While no one has a firm handle on how much it will cost for the daily presence of hundreds of law enforcement officers at peaceful protests at the Capitol, it is possible to guess.
State officials say about 200 officers a day have been sent to the Capitol from dozens of agencies across Wisconsin. The state has promised to reimburse local governments for salaries, mileage and lodging costs.
The city of Madison has been heavily represented, with a daily presence at the Capitol of between 70 and 220 officers, according to Madison police spokesman Joel DeSpain.
As of Monday, DeSpain said Madison is "somewhere about the 12,000-hour mark in terms" of its commitment of officers. But he declined to crunch the numbers, in part because it isn't known how much overtime pay is involved. The department was unable to provide a midweek update.
The average salary of a Madison cop is just over $60,000. Assuming a 40-hour workweek, that translates to $28.85 an hour. Multiply that by 12,000 hours and the state - which Gov. Walker insists is "broke" - already owes Madison $346,200. And that's just for straight wages through Monday, Feb. 28, without overtime or other costs.

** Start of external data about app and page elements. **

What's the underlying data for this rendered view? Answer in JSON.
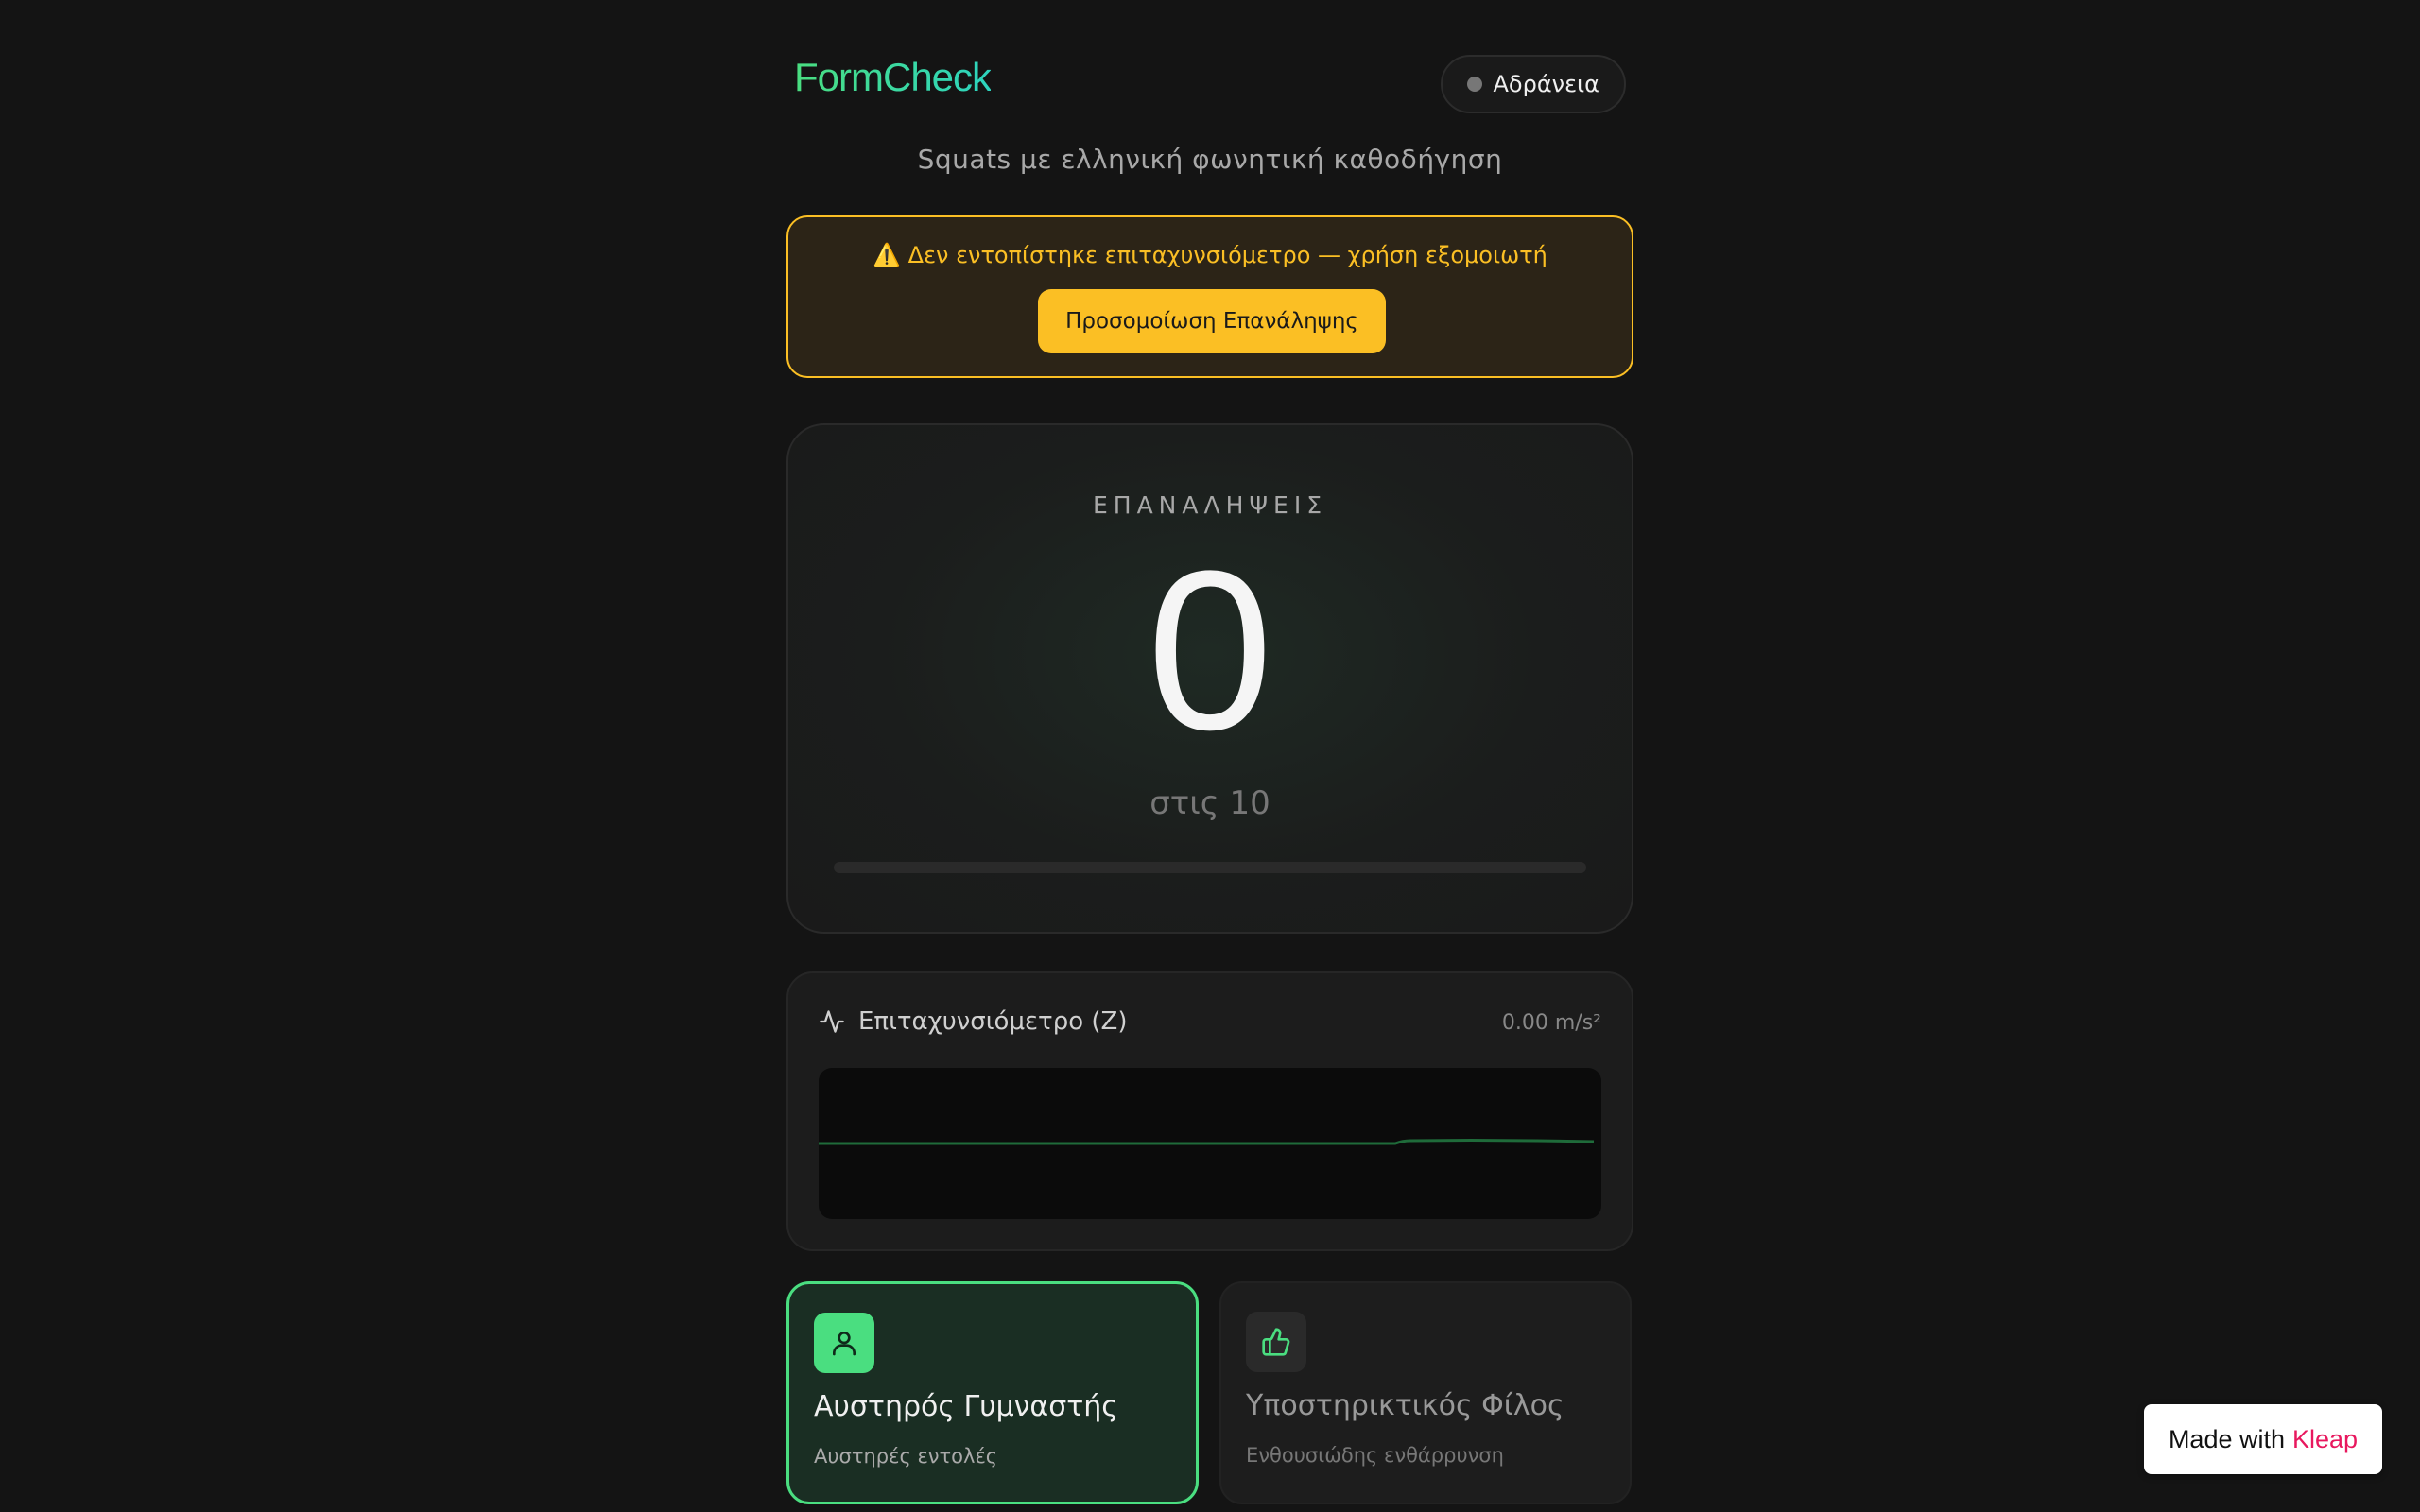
{
  "app": {
    "logo": "FormCheck",
    "status": "Αδράνεια",
    "subtitle": "Squats με ελληνική φωνητική καθοδήγηση"
  },
  "warning": {
    "text": "⚠️ Δεν εντοπίστηκε επιταχυνσιόμετρο — χρήση εξομοιωτή",
    "button_label": "Προσομοίωση Επανάληψης"
  },
  "reps": {
    "label": "ΕΠΑΝΑΛΗΨΕΙΣ",
    "count": "0",
    "target_text": "στις 10",
    "progress": 0
  },
  "accelerometer": {
    "title": "Επιταχυνσιόμετρο (Z)",
    "value": "0.00 m/s²"
  },
  "modes": [
    {
      "title": "Αυστηρός Γυμναστής",
      "description": "Αυστηρές εντολές",
      "selected": true,
      "icon": "user-icon"
    },
    {
      "title": "Υποστηρικτικός Φίλος",
      "description": "Ενθουσιώδης ενθάρρυνση",
      "selected": false,
      "icon": "thumbs-up-icon"
    }
  ],
  "badge": {
    "prefix": "Made with",
    "brand": "Kleap"
  },
  "colors": {
    "accent": "#4ade80",
    "warning": "#fbbf24",
    "background": "#141414",
    "brand": "#e8185e"
  }
}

But perhaps it is money well spent. Over the past two weeks, warm relations have developed between protesters and the law enforcement officers on hand to keep them in line. By and large they like each other, and see each other as being on the same side.
"There are going to be some positives that come from this," says DeSpain. "People who didn't know their local law enforcement before, they've spent a lot of hours with each other and learned that police are here to protect and serve."